She even wrote a thank you note to TMC for giving her the surgery she needed.
Tucson family opens their hearts – and home
Leah Shoemaker’s inspiration to help children like Silvia stems from an experience involving one of her sons. When Aston, who’s now 9 years old, was a toddler, he suffered his first seizure. He was eventually diagnosed with a rare brain malformation and has since undergone three brain
surgeries. “When something is wrong with your child, one of the things you want is control over the situation. And you have none. The other thing you really want is help,” she said. “Throughout that process, I was just very happy that we have the care that we do in America. When you’re in the hospital, and you’re reflecting on things, you realize that there are a lot of parents who don’t have that ability to help their child. I couldn’t imagine anything worse than being in a country, having a sick child, and not being able to help them. I wanted to help parents who don’t have the ability to help their children. I’m not part of bringing these kids here. I’m not on the surgical team. But I know the pain the mom goes through, and I know the pain the child goes through. And my family can help with that.”
Many years ago, she read an article in People Magazine about organizations that help children like this. It prompted her to do a little research, and make it happen. She discovered the Arizona chapter of HTC, which is based out of Scottsdale. Three years ago, they opened up their hearts and their home to a little girl from the Philippines who needed open heart surgery. Hosting Silvia and Doris was a positive experience for their family, and they say they will without a doubt – do it again. “The family thought it would be comforting for the girls to be together. They are truly an incredible, loving family who have a special place in their hearts for our children,” said Kristin Matthews, President/Co-Director, HTC Arizona.

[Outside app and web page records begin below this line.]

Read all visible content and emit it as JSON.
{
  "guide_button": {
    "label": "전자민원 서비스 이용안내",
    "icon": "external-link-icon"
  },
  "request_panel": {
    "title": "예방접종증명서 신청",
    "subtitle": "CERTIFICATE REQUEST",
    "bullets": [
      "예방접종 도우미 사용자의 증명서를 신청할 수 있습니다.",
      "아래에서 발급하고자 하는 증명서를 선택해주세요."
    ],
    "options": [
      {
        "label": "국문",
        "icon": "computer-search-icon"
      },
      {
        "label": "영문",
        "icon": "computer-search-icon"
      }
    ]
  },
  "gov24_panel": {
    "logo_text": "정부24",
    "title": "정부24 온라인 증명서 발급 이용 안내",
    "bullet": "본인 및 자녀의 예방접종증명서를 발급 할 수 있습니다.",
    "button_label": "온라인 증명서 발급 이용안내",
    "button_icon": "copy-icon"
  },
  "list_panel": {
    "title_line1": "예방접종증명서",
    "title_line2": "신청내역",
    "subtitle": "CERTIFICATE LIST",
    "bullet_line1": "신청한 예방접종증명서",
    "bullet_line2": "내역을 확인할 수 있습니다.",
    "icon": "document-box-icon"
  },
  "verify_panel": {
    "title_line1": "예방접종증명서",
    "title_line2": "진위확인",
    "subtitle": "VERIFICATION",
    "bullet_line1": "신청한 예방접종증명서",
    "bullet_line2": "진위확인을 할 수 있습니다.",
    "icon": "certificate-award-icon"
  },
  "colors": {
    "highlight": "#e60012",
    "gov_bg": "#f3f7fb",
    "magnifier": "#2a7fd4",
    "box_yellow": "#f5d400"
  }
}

Since everything is charity based, host families don’t receive any reimbursement, making their commitment even more extraordinary.
Silvia heads back to Honduras next week, but not without leaving her mark in the states. “We will keep in touch with her forever,” said Leah. “These kids become part of your family, and we will never forget them.”